Saturday, December 29, 2018

Sun Capital, Vulture Capitalists

Another example of the free hand of the market throttling workers:
Once the Marsh Supermarkets chain began to falter a few years ago, its owner, a private-equity firm, began selling off the vast retail empire, piece by piece. The company sold more than 100 convenience stores. It sold the pharmacies. It closed some of the 115 grocery stores, having previously auctioned off their real estate. Then, in May 2017, the company announced the closure of the remaining 44 stores. 
Marsh Supermarkets, founded in 1931, had at last filed for bankruptcy. 
“It was a long, slow decline,” said Amy Gerken, formerly an assistant office manager at one of the stores.
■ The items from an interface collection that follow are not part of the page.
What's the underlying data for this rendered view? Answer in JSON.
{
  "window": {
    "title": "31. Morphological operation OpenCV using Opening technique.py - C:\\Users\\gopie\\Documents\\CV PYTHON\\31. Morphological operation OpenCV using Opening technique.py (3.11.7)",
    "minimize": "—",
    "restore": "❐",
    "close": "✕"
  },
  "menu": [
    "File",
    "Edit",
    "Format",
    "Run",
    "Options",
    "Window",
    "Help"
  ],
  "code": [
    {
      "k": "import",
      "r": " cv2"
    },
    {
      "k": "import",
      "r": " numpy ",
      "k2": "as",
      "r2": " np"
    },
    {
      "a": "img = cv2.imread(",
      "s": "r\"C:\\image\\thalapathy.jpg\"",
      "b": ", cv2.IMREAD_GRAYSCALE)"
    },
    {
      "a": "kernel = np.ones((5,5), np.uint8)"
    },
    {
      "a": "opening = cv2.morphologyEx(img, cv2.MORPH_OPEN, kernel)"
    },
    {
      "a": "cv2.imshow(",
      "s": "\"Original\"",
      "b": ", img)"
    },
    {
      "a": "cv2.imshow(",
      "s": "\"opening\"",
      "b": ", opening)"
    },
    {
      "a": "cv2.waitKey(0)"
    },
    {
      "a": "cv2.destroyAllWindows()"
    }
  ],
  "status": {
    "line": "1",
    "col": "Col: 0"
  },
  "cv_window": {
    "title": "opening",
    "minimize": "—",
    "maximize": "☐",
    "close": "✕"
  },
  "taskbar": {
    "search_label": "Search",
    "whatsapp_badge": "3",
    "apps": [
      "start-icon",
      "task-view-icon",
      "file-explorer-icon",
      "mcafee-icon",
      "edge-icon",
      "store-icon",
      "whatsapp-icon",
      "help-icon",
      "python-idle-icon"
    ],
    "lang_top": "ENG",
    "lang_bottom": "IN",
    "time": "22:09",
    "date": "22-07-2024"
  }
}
Sun Capital Partners, the private-equity firm that owned Marsh, “didn’t really know how grocery stores work. We’d joke about them being on a yacht without even knowing what a UPC code is. But they didn’t treat employees right, and since the bankruptcy, everyone is out for their blood.” 
The anger arises because although the sell-off allowed Sun Capital and its investors to recover their money and then some, the company entered bankruptcy leaving unpaid more than $80 million in debts to workers’ severance and pensions.
For Sun Capital, this process of buying companies, seeking profits and leaving pensions unpaid is a familiar one. Over the past 10 years, it has taken five companies into bankruptcy while leaving behind debts of about $280 million owed to employee pensions. [snip]
 “These private-equity firms buy a company, plunder it of any assets, and then send it into bankruptcy without paying employees,” said Eileen Appelbaum, an economist at the Center for Economic and Policy Research who studies private-equity transactions. “To anyone but a bankruptcy court, this looks like a swindle.” (our emphasis)
At a minimum, with a new Democratic House, legislation reforming bankruptcy laws to keep companies like Sun from shedding their pension obligations would finally break through Republican obstruction and force the Senate's hand. Let's see how Senate Republicans (and Individual 1) tell blue- collar workers who face the prospect of not having their pensions funded as promised, "Sorry, suckers.  #MAGA!"

By the way, what kind of person runs this social Darwinist, Randian operation, you ask?
... The public face of the firm is [Marc] Leder, a co-owner of the Philadelphia 76ers basketball team and the New Jersey Devils hockey team. Noted for his extravagant parties and yachting expeditions, he has been dubbed by tabloids as “the Hugh Hefner of the Hamptons.” 
Politically, he may be best known for hosting the Boca Raton, Fla., dinner where presidential candidate Mitt Romney made what became infamous comments about the “47 percent of the people . . . who are dependent upon government, who believe that they are victims.”  (our emphasis)
This is an in- depth read, and well worth the time. 


One Fly said...

Been going on for a long time. To think it will change is being very naive.

Early 80's the best and one of the most successful airlines based in Colorado (Frontier) literally had its guts ripped out.

Green Eagle said...

No surprise that Mitt Romney's name should show up in this article, since Romney's company, Bain Capital, is virtually the poster child for this sort of vampire capitalism.

W. Hackwhacker said...

Green Eagle - absolutely. Shared DNA.